## [Activity]
If a line in the data holds "Samurai", copy that line out in full.

(Excerpts from an interface dataset)
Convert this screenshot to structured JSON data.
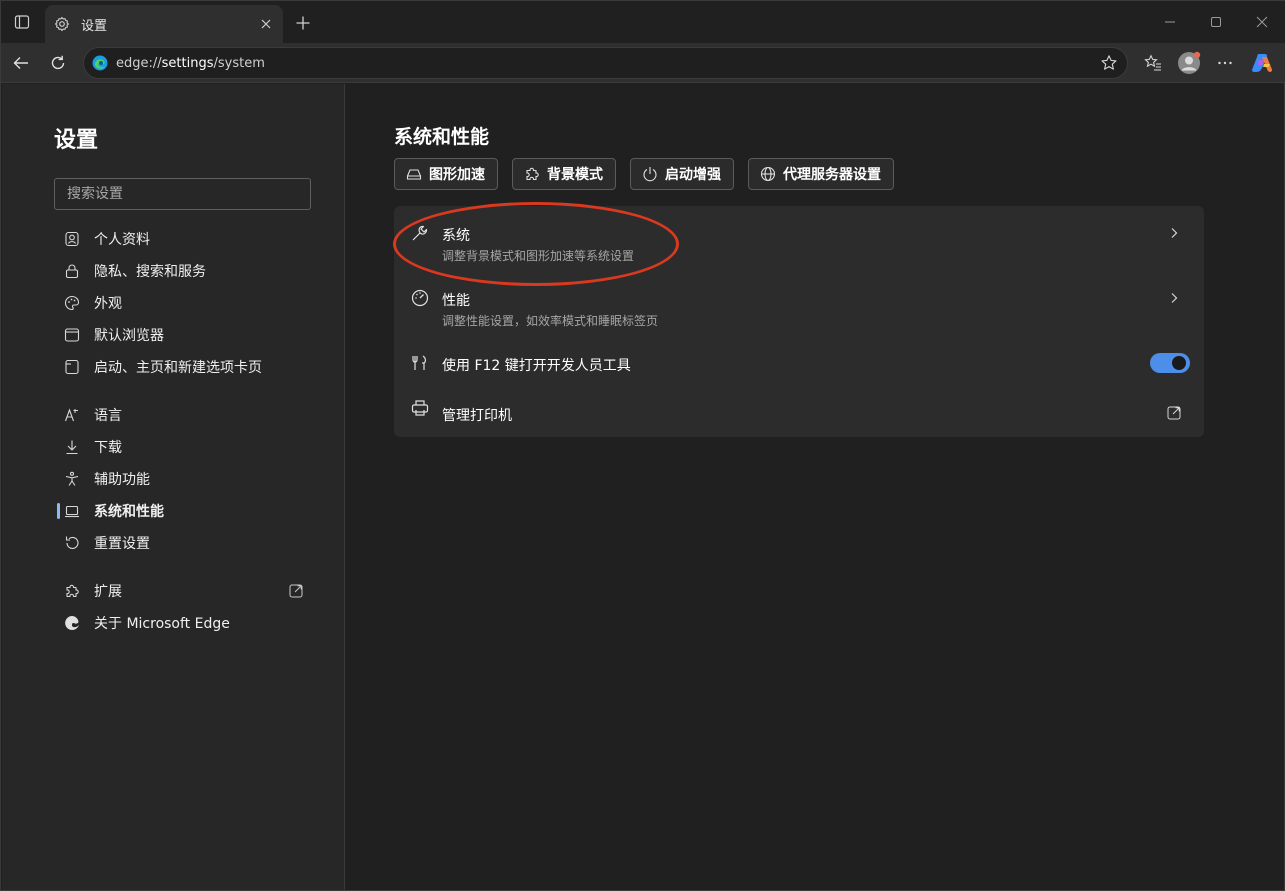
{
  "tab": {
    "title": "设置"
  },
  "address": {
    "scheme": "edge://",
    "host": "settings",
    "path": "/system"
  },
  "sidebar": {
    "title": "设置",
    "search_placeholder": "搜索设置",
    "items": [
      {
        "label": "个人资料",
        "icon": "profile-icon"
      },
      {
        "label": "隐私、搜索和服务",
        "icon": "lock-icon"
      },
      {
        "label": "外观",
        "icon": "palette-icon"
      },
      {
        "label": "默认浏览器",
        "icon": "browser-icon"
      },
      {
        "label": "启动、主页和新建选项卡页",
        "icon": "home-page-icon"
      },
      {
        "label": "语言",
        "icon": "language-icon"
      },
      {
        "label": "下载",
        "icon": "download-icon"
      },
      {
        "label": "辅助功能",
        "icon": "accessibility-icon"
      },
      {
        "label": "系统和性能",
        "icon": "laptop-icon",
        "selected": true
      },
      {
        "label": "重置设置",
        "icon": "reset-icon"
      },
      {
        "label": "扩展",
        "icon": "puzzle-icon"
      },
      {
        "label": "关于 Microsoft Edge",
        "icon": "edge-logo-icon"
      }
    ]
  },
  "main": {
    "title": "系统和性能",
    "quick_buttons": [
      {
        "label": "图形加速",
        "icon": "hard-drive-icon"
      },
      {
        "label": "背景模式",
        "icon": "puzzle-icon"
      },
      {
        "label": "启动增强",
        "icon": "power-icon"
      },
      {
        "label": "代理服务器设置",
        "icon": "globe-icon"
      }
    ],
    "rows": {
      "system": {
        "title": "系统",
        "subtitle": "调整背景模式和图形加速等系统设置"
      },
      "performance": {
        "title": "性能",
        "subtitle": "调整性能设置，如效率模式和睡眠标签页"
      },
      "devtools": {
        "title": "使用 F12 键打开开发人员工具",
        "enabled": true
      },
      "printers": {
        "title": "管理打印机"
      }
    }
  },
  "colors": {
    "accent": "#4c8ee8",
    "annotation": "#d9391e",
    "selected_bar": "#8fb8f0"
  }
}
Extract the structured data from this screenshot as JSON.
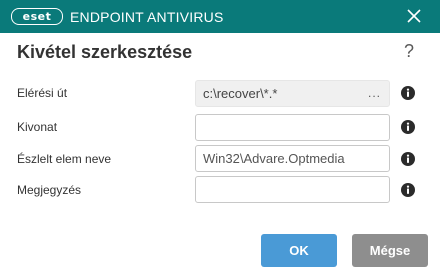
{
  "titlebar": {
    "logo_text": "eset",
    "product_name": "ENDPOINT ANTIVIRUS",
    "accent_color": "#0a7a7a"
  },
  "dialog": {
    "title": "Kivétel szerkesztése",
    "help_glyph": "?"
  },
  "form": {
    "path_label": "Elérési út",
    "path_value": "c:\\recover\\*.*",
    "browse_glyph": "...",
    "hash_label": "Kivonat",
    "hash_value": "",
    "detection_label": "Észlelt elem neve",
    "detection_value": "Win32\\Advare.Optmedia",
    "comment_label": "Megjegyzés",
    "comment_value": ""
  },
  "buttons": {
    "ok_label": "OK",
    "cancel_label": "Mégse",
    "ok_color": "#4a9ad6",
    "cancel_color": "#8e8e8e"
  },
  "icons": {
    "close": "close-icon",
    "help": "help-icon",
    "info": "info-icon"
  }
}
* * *
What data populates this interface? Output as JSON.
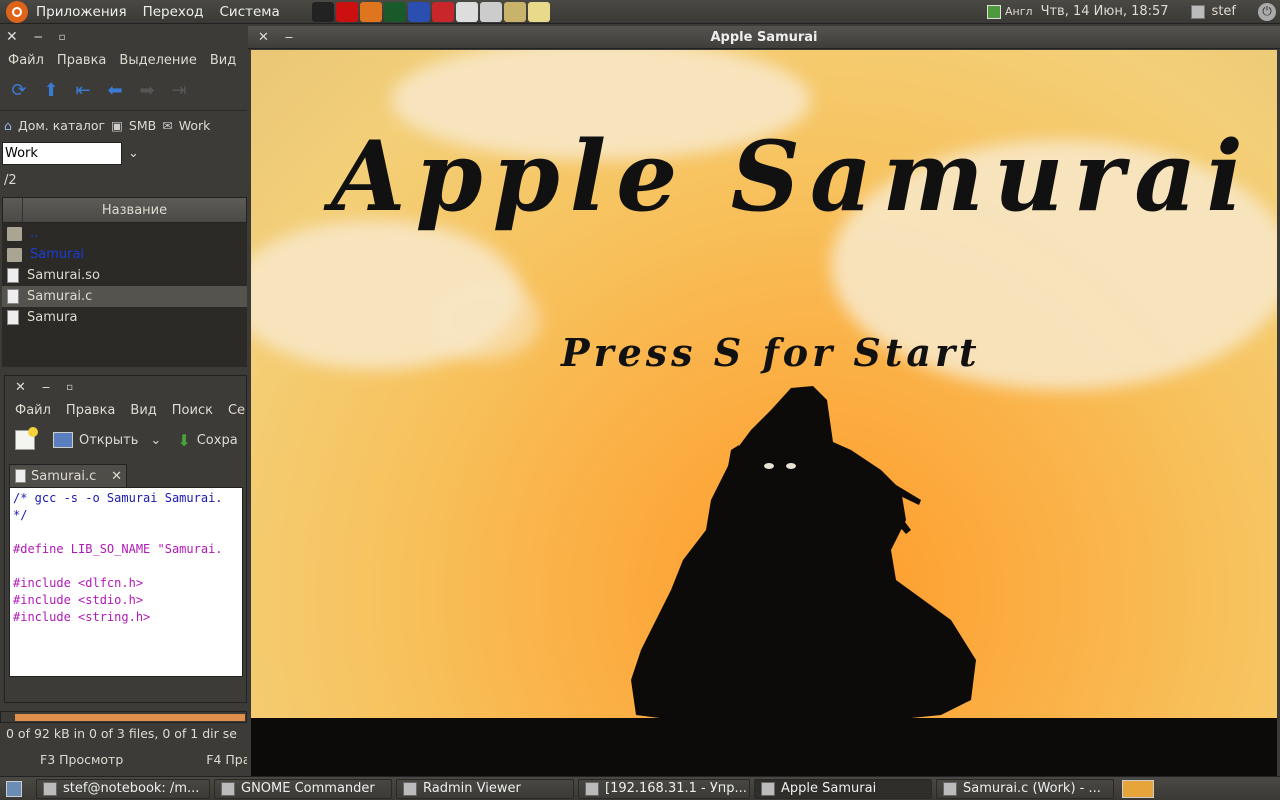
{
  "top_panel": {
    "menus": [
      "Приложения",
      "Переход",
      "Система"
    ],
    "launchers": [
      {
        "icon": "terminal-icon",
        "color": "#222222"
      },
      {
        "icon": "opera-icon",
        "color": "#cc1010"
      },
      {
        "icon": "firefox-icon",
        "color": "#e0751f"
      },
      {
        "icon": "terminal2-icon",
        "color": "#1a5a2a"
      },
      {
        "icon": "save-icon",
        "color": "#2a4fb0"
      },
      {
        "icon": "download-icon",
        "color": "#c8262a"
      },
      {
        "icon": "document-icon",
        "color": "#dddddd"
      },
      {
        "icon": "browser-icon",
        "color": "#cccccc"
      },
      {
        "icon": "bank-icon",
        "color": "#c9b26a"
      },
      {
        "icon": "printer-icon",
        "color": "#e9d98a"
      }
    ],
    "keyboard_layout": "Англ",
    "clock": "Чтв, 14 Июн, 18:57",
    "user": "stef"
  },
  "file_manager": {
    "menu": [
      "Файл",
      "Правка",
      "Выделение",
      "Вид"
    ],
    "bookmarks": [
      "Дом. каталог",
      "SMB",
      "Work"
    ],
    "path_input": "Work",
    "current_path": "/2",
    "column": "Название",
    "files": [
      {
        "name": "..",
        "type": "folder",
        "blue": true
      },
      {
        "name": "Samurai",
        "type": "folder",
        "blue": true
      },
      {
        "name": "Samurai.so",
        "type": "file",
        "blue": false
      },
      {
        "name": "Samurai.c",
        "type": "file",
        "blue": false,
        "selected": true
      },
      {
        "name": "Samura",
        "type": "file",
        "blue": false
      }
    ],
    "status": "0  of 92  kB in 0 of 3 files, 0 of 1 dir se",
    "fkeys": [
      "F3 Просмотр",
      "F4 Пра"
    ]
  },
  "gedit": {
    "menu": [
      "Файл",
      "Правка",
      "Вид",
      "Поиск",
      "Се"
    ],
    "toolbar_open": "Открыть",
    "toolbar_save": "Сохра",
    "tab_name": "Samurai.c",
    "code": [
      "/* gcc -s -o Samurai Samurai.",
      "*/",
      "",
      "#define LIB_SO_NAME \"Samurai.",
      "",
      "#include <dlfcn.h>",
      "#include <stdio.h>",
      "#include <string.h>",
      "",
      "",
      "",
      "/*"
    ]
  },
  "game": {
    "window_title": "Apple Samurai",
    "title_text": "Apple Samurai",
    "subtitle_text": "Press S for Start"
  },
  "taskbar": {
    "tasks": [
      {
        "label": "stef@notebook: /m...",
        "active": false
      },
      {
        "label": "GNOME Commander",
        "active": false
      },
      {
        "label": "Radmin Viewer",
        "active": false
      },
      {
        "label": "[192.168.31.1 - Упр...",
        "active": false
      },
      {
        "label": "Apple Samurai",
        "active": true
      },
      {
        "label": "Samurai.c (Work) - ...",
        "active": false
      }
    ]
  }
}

## [Finished task]
        "name": "Samurai",
        "name": "Samurai.so",
        "name": "Samurai.c",
    "tab_name": "Samurai.c",
      "/* gcc -s -o Samurai Samurai.",
      "#define LIB_SO_NAME \"Samurai.",
    "window_title": "Apple Samurai",
    "title_text": "Apple Samurai",
        "label": "Apple Samurai",
        "label": "Samurai.c (Work) - ...",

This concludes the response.